The Big Choice

In today’s reader mailbag, I answered

a question about digging out from under a pile of debt with some comments about a big choice people have to make in their twenties:

The problem you’re having is the problem a lot of people our age have: we want everything but we don’t have the resources to pay for it.

Many people solve that problem by taking on an absurd amount of debt, an amount that they’ll spend most of their life repaying. It’ll cause them to walk a financial tightrope for most of the rest of their lives, making it impossible to do anything but work at whatever job will pay the most, at the complete mercy of their boss.

I prefer the other solution. Put off some of those “needs” until you’re a little older. You don’t need the new car and the new house and the kids immediately. Live cheap when you’re in your twenties and early thirties and channel everything into your career and freeing yourself from your student loan debt.

It’s a decision most of us have to make at some point. I think many people dive into the first choice without reflecting on the consequences – but I think that solution sometimes ends in miserable lives. You have an opportunity right now to figure out which path you want to take.

All throughout the last several days, as we had family visiting and we spent some time with several of our friends, this choice kept popping into my head. I kept looking at the decisions various people had made in their twenties and how it affected their life today.

John, for example, chose to put off his “needs.” After college, he got a very good job right in his career path and he could have easily afforded a shiny car, a nice house, and the like. Instead, he spent his twenties living in a small apartment in a poor neighborhood, driving a beat-up used car, and focusing on succeeding in his career path. Where’s he at today at age thirty two? He owns twenty acres of land – and by “owns” I mean he doesn’t have a mortgage. He has absolutely no debt. He has tens of thousands of dollars in savings. He has a very strong position at his current job. And he’s only thirty two.

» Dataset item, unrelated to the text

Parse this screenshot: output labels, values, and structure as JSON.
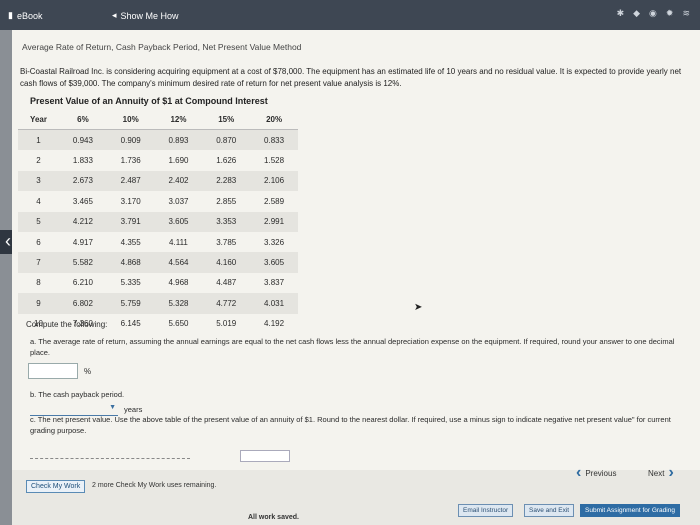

I chose a different path, at least at first. I also got a great job in my career path (based on the degree I earned in college), but I got married very quickly. We had an expensive honeymoon. We racked up credit card debt left and right. We had kids very quickly. Eventually, we had lots of stuff, but we had no financial foundation at all. I had a career path that had no flexibility. We didn’t have money for a house down payment. We could barely cover the bills we had.

The truth of the matter is that one path is very easy at first and the other is harder, but not impossible. It’s easier to just say “yes” to all of the credit and live the material high life. The problem, of course, is that a person’s early professional income rarely matches up to all of the stuff that they want, but the tools are available to simply put those payments off to the future.

The problem is that if you follow that easy path, you absolutely shackle your future opportunities. Since you have so many debt payments – the house payment, the student loan payments, the car payments, credit card debt – coming at you in addition to normal monthly bills and living expenses, you become tied to the highest-paying job you can get, with that money all channeled into paying for all of your stuff. That job can be punishing – at such a job, you’re often doing nothing more than working or thinking about work. You can’t change careers. You can’t lose your job. And you’re stuck.

On the other hand, if you take the road less traveled right off the bat, you give yourself tons of opportunities down the road. John, for example, has enough cash in the bank that if he chose to go back to school and change careers right now, he could without skipping a beat. If he loses his job, it’s not panic time – instead, it’s time to sit back and just think about what comes next in his life, calmly and rationally. If an emergency happens, he can deal with it without skipping a beat. If he decides that he actually wants something, he can buy it – but the first few years of his professional life helped him to learn a lot of personal restraint, so he only buys stuff he truly wants and will get value from.

From my perspective, the real truth of the matter is we all have a choice to make in life. Do we want freedom or do we want stuff? I’ve tried both paths and freedom is a lot more enjoyable.

Trent Hamm

Founder & Columnist

Trent Hamm founded The Simple Dollar in 2006 and still writes a daily column on personal finance. He’s the author of three books published by Simon & Schuster and Financial Times Press, has contributed to Business Insider, US News & World Report, Yahoo Finance, and Lifehacker, and his financial advice has been featured in The New York Times, TIME, Forbes, The Guardian, and elsewhere.